First, this commitment to authorial intent drives the content of expository preaching. Operating from this conviction, Haddon Robinson insists that “first and above all, the thought of the biblical writer determines the substance of an expository sermon.” Bryan Chapell clarifies the negative implications of the expositor’s task: “When preachers approach the Bible as God’s very Word, questions about what we have a right to say vanish. . . . We have no biblical authority to say anything else.” This commitment to authorial intent is the reason that texts on expository preaching stress the importance of painstakingly observing exactly what the text says.

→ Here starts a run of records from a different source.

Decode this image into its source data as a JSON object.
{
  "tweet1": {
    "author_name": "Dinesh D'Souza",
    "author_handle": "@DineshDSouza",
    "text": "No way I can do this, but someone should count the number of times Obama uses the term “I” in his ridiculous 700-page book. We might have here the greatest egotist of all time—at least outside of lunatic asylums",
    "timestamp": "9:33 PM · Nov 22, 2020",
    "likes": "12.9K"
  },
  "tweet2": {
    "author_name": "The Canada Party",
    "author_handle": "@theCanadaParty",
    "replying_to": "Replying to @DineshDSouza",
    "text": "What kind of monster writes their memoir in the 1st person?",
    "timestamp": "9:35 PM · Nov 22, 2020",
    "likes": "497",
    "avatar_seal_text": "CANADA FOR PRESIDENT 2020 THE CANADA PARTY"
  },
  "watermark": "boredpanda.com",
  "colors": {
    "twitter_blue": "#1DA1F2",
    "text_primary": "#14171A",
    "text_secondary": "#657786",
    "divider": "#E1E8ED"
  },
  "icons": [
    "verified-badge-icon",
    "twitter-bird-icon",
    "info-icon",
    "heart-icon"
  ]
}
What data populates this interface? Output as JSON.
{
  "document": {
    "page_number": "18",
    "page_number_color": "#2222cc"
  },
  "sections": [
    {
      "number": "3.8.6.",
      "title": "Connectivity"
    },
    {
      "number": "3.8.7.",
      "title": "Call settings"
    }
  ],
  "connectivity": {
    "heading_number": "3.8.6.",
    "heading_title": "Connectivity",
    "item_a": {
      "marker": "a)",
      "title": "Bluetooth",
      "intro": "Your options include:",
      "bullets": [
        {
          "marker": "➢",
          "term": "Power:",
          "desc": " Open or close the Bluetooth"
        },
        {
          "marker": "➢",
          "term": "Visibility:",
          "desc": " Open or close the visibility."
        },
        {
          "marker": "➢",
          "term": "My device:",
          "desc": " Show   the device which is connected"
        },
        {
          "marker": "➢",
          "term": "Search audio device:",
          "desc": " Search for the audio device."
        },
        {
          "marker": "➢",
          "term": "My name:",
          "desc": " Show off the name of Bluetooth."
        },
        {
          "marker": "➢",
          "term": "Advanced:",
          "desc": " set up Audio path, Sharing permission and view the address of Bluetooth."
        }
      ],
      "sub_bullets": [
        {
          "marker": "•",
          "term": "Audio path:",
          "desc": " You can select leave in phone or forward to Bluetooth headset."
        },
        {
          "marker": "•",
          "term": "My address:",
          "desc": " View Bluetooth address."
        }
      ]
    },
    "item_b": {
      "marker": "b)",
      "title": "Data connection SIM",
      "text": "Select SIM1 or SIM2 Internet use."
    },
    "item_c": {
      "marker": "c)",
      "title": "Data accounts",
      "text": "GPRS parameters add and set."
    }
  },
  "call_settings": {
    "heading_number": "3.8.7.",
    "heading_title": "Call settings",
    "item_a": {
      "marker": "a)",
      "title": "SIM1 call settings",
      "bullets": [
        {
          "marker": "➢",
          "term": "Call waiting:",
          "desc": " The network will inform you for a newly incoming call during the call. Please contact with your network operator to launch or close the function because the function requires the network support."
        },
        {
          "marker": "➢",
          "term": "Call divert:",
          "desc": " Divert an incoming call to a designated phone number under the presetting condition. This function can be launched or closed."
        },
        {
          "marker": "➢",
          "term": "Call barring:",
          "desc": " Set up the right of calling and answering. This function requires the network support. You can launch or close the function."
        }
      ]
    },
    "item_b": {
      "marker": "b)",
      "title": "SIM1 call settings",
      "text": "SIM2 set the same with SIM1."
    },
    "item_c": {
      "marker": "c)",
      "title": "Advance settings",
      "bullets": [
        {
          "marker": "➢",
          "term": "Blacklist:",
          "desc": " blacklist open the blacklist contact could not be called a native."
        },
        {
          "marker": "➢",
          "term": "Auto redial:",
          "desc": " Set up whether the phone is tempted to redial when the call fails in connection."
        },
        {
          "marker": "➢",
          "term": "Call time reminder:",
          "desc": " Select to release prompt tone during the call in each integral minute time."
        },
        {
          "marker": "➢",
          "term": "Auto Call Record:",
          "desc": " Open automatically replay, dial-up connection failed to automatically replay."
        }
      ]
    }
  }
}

Clearly, the meaning of the text as the author meant it forms the essence of expository sermon’s content.
Second, a hermeneutic that keeps authorial intent central requires the application of expository preaching. While the content of the expository sermon is the text’s meaning, the purpose of the expository sermon is the text’s application—bringing the text to bear on the contemporary audience. Application is not merely one component of the whole expository sermon. Rather, it is the end which every component serves to leverage. Neither does the importance given to application conflict with a hermeneutic that honors authorial intent, as if the preacher is only allowed to report the facts of the text and say no more. On the contrary, since such a hermeneutic includes both the divine and human elements of authorship, contemporary application is absolutely necessary for expository preaching. Hershael W. York and Bert Decker reflect this conviction when they explain that “the preacher will experience the greatest anointing of the Holy Spirit and the greatest effectiveness possible when he places himself squarely within the confines of the biblical author’s content.” When the expositor appropriately applies to his hearers the truth of a text, he demonstrates sensitivity not only to the intent of that text’s human author, but also to the intent of the Holy Spirit as the author of every biblical text.

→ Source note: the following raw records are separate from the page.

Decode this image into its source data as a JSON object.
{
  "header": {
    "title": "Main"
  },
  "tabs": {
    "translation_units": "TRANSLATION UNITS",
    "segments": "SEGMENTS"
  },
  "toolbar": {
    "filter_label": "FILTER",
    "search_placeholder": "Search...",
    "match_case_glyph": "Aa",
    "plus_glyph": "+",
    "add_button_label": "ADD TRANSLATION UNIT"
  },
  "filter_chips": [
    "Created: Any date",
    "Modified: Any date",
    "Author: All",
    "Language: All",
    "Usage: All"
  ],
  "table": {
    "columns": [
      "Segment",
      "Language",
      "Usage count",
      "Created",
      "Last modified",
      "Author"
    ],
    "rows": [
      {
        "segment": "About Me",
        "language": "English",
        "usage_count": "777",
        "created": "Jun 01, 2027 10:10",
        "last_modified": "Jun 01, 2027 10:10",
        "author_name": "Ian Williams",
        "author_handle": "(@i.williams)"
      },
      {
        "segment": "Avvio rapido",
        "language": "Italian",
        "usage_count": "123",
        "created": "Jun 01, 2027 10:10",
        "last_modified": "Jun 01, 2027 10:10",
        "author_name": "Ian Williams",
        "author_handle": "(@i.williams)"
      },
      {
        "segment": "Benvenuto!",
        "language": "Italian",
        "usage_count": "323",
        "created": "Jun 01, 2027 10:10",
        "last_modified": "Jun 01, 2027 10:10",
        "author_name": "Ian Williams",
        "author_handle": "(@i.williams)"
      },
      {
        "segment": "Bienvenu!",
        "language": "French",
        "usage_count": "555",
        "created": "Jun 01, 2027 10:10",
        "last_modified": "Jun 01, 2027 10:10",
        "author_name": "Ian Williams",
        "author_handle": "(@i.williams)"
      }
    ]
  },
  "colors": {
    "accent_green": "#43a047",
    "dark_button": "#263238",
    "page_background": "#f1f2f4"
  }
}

The third aspect of expository preaching driven by a commitment to authorial intent is the benefit to the congregation, which I plan to discuss in the next post.
 Walter A Elwell, Evangelical Dictionary of Theology (Grand Rapids, Mich.; Carlisle, Cumbria, U.K.: Baker Academic; Paternoster Press, 2001), 614.

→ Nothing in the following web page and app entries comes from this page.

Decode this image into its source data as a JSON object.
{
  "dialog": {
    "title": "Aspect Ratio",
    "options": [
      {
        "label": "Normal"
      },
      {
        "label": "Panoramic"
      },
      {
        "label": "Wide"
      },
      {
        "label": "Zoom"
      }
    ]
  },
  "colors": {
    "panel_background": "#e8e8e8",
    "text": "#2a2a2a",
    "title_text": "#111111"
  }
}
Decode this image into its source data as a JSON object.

 Walter C Kaiser, Toward an Exegetical Theology: Biblical Exegesis for Preaching and Teaching (Grand Rapids, Mich.: Baker Books, 1998), 149-50.
 Millard J Erickson, Christian Theology (Grand Rapids, Mich.: Baker Book House, 1998), 54.
 Scott A. Blue Reynolds, “The Hermeneutic of E. D. Hirsch, Jr. and Its Impact on Expository Preaching: Friend or Foe?” Journal of the Evangelical Theological Society (June 2001): 269.
 Haddon W Robinson, Biblical Preaching: The Development and Delivery of Expository Messages (Grand Rapids, Mich.: Baker Academic, 2001), 21-22, emphasis mine.
 Bryan Chapell, Christ-centered Preaching Redeeming the Expository Sermon (Grand Rapids, Mich.: Baker Academic, 2005), 32.
 John MacArthur, Rediscovering Expository Preaching (Dallas: Word Pub., 1992), 211-15.
 Robinson, 51.
 Chapell, 211.
 Hershael W. York and Scott A. Blue, “Is Application Necessary in Expository Preaching?” Southern Baptist Journal of Theology (Summer 1999): 80.
 Hershael W. York and Decker, Preaching with Bold Assurance: A Solid and Enduring Approach to Engaging Exposition (Nashville, Tenn.: Broadman & Holman Publishers, 2003), 29.
 Robinson, 21. Robinson’s definition of expository preaching rightly emphasizes the role of the Holy Spirit, stating that “the Holy Spirit first applies [the biblical concept] to the personality and experience of the preacher, then through the preacher, applies [it] to the hearers.”